I had started doing Shadow Season with Ken right around the time TP was winding down. Ken wanted to start a band so he could sing. I wanted to play drums so we asked Ken’s brother Chris and an old bandmate of Ken’s old punk band Failsafe to join up and started to write some tunes. The crazy thing about Shadow Season was Ken’s vocals. I don’t think anybody knew he could actually “sing!" Here was this great friend of mine that I had never heard even try to sing and we started jamming and this really awesome voice was coming out. I was only in the band long enough to record the seven inch and play a couple of shows. They kept the band together, but changed the style quite a bit from what we did on the seven inch. They did some pretty cool stuff for sure.
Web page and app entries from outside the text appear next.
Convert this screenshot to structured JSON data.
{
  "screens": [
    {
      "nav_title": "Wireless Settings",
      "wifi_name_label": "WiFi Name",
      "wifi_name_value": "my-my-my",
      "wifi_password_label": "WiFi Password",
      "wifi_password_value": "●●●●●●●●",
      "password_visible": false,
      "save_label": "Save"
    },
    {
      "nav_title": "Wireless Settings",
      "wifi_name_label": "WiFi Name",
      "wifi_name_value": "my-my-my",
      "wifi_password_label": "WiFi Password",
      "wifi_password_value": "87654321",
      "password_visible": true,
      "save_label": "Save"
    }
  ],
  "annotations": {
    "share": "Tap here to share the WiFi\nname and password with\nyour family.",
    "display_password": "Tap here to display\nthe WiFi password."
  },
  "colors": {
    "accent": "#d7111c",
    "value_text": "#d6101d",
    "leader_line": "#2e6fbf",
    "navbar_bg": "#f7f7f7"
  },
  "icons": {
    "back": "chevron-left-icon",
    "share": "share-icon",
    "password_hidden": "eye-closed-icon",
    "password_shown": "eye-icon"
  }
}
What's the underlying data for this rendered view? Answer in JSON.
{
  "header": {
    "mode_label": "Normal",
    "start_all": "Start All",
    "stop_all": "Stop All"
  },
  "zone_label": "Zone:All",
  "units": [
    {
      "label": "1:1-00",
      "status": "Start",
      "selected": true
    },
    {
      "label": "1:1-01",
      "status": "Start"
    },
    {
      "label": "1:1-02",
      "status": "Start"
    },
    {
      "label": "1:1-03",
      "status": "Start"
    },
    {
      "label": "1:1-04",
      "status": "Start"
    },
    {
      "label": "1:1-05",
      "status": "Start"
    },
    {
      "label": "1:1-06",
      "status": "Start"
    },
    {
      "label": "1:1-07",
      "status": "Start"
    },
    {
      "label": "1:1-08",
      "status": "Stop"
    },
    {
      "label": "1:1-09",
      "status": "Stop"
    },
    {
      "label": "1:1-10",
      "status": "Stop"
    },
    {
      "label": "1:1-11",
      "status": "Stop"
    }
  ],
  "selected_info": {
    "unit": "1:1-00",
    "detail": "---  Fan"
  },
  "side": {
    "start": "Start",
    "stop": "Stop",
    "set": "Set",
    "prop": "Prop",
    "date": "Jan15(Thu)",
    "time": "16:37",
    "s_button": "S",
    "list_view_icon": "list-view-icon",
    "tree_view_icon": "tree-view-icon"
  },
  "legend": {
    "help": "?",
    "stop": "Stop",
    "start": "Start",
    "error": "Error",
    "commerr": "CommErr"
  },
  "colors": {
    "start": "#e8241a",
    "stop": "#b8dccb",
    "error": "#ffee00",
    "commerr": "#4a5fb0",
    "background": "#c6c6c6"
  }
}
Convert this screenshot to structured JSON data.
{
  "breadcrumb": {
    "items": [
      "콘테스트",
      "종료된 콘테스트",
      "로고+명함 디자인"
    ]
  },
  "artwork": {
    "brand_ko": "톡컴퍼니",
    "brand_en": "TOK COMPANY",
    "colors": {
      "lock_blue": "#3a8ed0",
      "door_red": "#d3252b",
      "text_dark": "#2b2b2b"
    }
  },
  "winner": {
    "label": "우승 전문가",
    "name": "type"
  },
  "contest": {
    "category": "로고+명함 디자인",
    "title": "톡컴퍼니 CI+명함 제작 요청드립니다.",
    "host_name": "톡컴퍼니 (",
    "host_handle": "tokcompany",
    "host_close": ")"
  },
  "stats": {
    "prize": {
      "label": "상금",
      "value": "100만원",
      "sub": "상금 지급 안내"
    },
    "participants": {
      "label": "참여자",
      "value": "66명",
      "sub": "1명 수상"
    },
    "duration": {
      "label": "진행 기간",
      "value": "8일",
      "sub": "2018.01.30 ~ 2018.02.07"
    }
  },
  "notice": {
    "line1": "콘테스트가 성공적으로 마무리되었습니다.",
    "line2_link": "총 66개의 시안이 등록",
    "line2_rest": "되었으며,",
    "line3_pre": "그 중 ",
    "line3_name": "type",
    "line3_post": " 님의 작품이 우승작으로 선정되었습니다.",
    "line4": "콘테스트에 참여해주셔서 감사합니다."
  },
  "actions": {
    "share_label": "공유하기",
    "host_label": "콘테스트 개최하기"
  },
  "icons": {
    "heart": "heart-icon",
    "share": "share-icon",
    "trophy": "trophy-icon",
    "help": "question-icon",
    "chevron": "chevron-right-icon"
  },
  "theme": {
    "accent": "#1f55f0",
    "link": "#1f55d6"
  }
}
I was still wanting to play guitar in a new band and it was around this time that I had run into Sean, the drummer of an old punk band called Misunderstood. My old band Pointless had actually played a few shows with Misunderstood years before, and Misunderstood actually headlined TP’s first live show. So anyways, I bumped into Sean in the parking lot of the Cherry Hill Mall. I said we should start something up and he was game. So it was a no brainer to have Skip sing, and Nick was actually the first bass player for what became Godspeed. Sean and Skip were starting to listen to all kinds of new stuff. Sean was way into the DC stuff and turned me on to SoulSide and a bunch of really cool noisier stuff. Between the two of them I finally broke out of my Metal all-day listening habits. It took a while, but something finally clicked and a whole new world of guitar playing opened up to me.
Nick Grief with a Turning Point sing along in DC, Photo: New Age Archives
Both Shadow Season and Godspeed were a flash. Both bands only played a handful of times. When both of those bands were over I had just bought my first 4-track recorder. It was at this time that the TP reunion gig had come about. If it were up to me that show wouldn’t have happened, but Skip pulled me aside and told me he really wanted to do it and the other guys were cool to do it so I agreed to play it. We got together five or so time to practice and I had to re-learn how to play that style of guitar again. It was like starting over for me. I had lost all my hardcore/metal “chops”! So now it’s a few weeks before the show and we start getting all these people telling us about how “this straight edge crew from VA” or “these crazy guys from Cali” are coming to the show to beat us up and stab us because we weren’t straight edge anymore and other people said we were getting paid some insane amount of cash to play and we were assholes for that. It was really crazy and exactly the reason I didn’t want to play the show in the first place. My girlfriend (now wife) wanted to go to the show, but I told her to stay home.
The show went off with \out any stabbings (!), and nobody was even hurt. As far as the money went, I think we got paid $1200 and the guy paid us right in the open in front of a ton of kids, which was awkward. That breaks down to $300 each. We had finally hit it big man! So the morning after the show I got up to have breakfast with my wife and another couple of friends at our apartment. We got some bagels to make some egg sandwiches. I’m chilling on the couch when my girl decides to use the biggest knife in our place to slice the bagels and that’s when I hear it…a blood curdling scream comes from the kitchen. I run in to find she had sliced one of her fingers to the bone. Blood everywhere. I wrap her finger in a paper towel and head to the emergency room with all my TP reunion booty in hand. Turns out she cut right through the tendons in her finger and had to have emergency hand surgery. I filled out some hospital paperwork and handed over the 300 bucks that I had made less than 12 hours after the show. So that’s where that money went.
Jay with a gnarly blurred jump, Photo: New Age Archives
Wednesday, December 23, 2009
Posted by DOUBLE CROSS at 8:39 PM